[SOURCE DATA — start]

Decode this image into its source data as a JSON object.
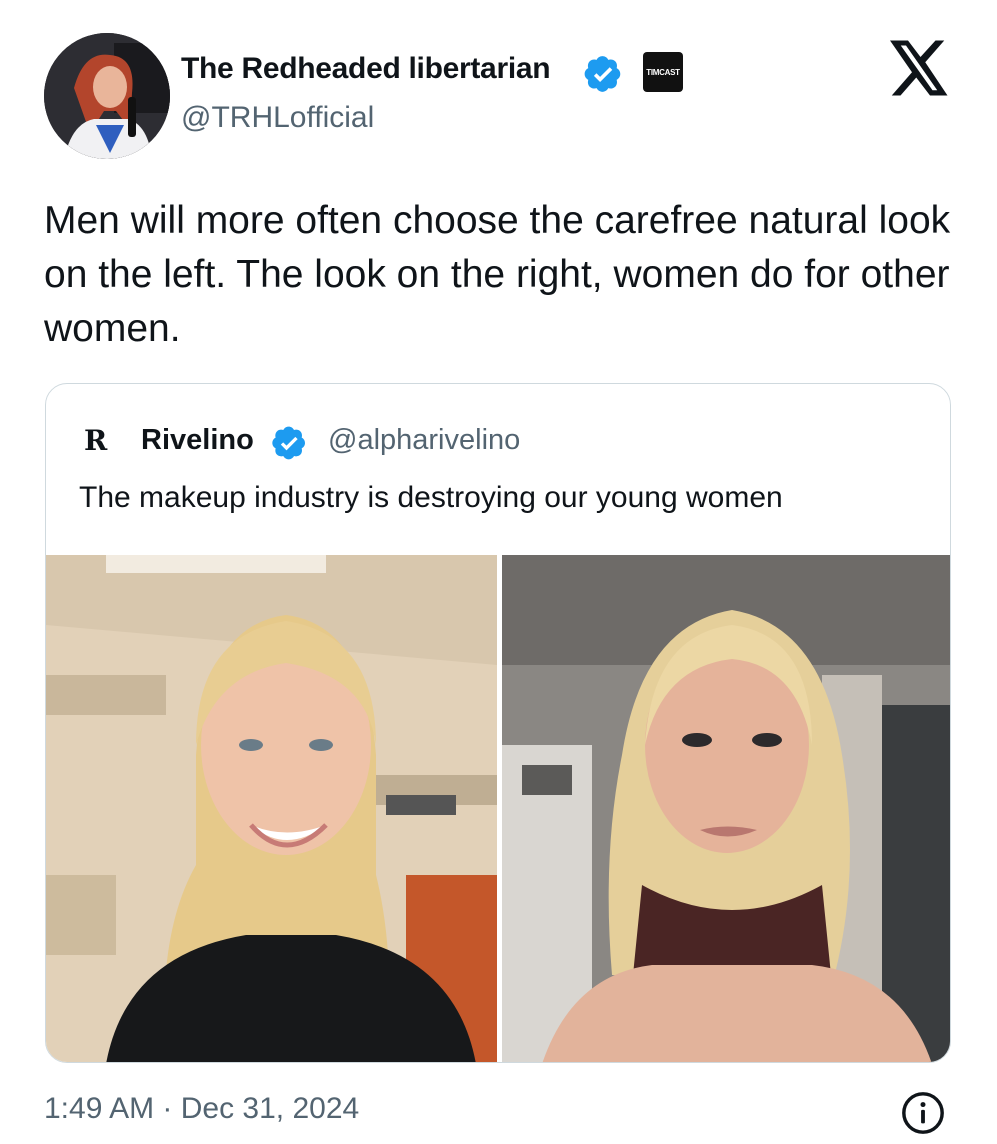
{
  "tweet": {
    "author": {
      "name": "The Redheaded libertarian",
      "handle": "@TRHLofficial",
      "affiliation_badge": "TIMCAST",
      "verified": true
    },
    "text": "Men will more often choose the carefree natural look on the left. The look on the right, women do for other women.",
    "timestamp": "1:49 AM · Dec 31, 2024"
  },
  "quoted_tweet": {
    "author": {
      "logo": "R",
      "name": "Rivelino",
      "handle": "@alpharivelino",
      "verified": true
    },
    "text": "The makeup industry is destroying our young women"
  },
  "icons": {
    "verified": "verified-badge-icon",
    "platform": "x-logo-icon",
    "info": "info-icon"
  },
  "colors": {
    "verified_blue": "#1d9bf0",
    "text_primary": "#0f1419",
    "text_secondary": "#536471",
    "border": "#cfd9de"
  }
}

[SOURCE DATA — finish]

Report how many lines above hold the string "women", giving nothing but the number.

2